In Kenya, Car dealers have clashed after a government relief on vehicle importation took effect starting January 13, 2021.
According to a People Daily report dated Wednesday, January 13, 2021, the two associations have differed after the government allowed cars older than eight years to be imported into the country.
Car Importers Association of Kenya (CIAK)applauded the move stating that it would help traders prevent losses from imported vehicles that had already been ordered but delayed landing in Mombasa due to the Covid-19 lockdown measures.
Speaking to the press, the Association Chairman Peter Otieno explained that the pandemic greatly affected the imports of the cars whose deadline had been set for December 31, 2020.
Otieno observed that most vehicles had been ordered from China, UK, Japan, and Singapore in March and May last year but got stuck as businesses shutting down hence causing the delay.
“We plead with the government to extend the deadline for three months to allow importers to clear their vehicles,” he said.
He further urged the government to avert further losses on importers who had bought vehicles and could not book them for shipment since there were no vessels to ferry them.
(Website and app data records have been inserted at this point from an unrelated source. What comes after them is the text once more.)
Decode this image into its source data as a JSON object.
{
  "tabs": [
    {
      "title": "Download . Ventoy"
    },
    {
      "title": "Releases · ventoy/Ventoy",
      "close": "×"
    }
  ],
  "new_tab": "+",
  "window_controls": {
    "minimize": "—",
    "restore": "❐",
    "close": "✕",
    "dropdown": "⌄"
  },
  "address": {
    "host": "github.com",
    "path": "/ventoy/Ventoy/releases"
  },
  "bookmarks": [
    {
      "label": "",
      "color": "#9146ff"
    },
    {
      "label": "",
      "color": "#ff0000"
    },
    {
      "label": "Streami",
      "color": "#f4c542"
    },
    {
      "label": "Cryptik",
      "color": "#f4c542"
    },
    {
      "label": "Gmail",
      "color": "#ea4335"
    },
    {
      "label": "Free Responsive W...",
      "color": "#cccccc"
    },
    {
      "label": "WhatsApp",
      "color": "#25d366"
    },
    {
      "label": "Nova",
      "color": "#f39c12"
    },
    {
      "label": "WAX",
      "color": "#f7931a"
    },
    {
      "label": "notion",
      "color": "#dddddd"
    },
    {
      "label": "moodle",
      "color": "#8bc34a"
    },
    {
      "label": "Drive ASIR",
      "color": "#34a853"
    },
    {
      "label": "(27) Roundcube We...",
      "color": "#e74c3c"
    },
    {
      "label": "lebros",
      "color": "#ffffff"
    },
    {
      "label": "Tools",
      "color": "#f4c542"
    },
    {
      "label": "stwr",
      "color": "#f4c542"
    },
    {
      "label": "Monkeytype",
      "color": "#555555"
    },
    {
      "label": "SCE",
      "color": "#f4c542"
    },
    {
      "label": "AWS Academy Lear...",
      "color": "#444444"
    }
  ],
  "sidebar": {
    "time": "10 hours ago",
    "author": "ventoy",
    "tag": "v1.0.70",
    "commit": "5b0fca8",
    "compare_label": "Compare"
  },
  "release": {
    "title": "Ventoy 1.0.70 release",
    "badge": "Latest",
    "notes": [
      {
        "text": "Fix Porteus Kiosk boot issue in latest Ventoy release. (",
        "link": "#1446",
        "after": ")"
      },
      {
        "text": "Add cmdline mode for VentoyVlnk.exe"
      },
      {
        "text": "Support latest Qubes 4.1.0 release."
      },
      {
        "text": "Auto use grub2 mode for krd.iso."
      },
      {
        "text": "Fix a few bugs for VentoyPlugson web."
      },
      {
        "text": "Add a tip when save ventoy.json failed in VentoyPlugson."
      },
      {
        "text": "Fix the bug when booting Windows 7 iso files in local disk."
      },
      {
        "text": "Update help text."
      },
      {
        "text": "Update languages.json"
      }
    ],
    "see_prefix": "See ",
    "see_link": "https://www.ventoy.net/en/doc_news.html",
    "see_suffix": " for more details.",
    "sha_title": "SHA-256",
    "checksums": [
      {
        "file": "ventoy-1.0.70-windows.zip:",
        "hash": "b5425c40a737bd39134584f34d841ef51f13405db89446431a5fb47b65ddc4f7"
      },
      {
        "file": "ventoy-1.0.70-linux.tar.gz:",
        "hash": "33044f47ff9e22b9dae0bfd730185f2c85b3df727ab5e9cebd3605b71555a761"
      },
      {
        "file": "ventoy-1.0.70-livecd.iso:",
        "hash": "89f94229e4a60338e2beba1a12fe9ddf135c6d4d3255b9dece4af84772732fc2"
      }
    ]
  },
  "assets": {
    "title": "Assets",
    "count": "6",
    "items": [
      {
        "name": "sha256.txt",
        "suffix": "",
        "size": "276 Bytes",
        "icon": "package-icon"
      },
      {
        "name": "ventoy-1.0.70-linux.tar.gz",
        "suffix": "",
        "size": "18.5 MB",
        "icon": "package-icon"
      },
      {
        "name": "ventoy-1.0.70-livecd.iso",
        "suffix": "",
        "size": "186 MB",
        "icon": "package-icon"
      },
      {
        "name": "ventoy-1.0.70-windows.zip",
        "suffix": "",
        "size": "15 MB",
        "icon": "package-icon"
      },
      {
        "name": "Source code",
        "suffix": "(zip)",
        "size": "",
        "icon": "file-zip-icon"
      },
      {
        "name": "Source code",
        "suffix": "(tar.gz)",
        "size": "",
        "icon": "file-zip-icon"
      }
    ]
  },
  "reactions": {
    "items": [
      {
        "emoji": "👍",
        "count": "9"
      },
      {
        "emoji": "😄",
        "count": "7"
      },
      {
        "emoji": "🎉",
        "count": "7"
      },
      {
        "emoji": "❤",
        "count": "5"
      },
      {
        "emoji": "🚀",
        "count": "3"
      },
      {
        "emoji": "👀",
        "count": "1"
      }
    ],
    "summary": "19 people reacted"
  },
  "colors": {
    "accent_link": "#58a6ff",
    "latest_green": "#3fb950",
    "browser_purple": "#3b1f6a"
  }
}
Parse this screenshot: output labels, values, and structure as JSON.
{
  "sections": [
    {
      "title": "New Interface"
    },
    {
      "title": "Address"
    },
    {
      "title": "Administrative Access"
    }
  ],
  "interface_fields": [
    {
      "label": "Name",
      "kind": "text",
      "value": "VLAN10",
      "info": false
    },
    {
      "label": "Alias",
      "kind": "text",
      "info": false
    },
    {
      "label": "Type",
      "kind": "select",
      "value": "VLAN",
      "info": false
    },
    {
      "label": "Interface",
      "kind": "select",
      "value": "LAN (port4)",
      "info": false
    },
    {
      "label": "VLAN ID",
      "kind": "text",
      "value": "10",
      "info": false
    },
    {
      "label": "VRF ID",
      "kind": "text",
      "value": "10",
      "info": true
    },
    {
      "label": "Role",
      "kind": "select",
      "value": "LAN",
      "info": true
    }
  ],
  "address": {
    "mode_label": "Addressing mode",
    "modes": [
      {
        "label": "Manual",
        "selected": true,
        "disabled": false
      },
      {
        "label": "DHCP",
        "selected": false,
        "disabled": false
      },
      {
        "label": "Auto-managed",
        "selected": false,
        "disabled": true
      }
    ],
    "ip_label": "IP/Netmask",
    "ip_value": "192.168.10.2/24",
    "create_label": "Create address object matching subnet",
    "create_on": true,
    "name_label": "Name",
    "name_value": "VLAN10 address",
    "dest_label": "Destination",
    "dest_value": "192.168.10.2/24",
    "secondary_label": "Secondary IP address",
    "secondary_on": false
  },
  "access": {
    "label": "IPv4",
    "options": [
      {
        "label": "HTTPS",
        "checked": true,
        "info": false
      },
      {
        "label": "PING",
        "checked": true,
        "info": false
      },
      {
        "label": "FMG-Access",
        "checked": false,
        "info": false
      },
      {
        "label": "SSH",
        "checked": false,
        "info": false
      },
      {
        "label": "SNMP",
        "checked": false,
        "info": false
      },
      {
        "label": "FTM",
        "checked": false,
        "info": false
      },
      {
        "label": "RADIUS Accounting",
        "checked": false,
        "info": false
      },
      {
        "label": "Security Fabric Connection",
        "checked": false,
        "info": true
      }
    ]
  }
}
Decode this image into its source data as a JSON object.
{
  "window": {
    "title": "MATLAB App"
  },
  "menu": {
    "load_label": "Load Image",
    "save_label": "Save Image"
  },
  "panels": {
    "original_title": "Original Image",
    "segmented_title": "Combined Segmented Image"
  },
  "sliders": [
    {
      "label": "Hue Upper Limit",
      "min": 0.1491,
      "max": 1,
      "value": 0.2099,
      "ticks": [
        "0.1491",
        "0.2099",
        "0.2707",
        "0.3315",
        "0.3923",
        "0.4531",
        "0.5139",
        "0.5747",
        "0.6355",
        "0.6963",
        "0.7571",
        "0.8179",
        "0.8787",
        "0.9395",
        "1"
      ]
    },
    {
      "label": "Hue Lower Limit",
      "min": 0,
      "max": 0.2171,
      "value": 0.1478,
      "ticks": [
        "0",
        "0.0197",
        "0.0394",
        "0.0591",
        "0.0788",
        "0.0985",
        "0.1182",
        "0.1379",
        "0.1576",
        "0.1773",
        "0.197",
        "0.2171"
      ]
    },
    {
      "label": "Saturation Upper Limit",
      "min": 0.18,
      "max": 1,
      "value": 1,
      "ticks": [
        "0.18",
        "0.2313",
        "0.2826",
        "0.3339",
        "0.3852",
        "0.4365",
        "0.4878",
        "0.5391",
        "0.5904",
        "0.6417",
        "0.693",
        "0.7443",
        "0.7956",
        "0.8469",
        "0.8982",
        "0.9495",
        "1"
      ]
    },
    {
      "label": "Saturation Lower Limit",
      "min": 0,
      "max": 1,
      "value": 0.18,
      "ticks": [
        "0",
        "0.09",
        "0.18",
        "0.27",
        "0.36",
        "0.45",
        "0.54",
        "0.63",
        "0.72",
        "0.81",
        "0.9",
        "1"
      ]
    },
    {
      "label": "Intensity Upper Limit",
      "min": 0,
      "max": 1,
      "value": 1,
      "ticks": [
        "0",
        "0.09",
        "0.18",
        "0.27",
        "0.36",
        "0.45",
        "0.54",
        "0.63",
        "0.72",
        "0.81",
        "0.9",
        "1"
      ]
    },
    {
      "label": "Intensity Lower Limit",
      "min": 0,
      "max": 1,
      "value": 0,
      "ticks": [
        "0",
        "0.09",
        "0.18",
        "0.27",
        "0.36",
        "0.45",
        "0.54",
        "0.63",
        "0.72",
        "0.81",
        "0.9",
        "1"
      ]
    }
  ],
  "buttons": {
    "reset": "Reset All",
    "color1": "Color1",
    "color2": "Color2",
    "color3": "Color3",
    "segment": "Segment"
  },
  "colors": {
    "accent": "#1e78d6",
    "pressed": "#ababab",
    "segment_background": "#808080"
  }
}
On the other hand, Kenya Auto Bazaar Association (KABA)argued that the relief offered by the government would be bad for business and has the potential of interfering with car prices.
KABA chairman John Kipchumba said that the Kenya Bureau of Standards (Kebs)had not issued exemptions and that the imports may cause a glut in the market.
It is estimated that more than 20,000 second-hand cars had remained in the country of origin and that only 15,000 arrived between October and December.
The consignment is set to dock at the Mombasa Port by the end of January 2021.
In December 2020, Kebs allowed importers to lodge import documents for vehicles delayed due to a shortage of vessels as a show of consideration for the waiver from the 8-year-old rule on second-hand cars.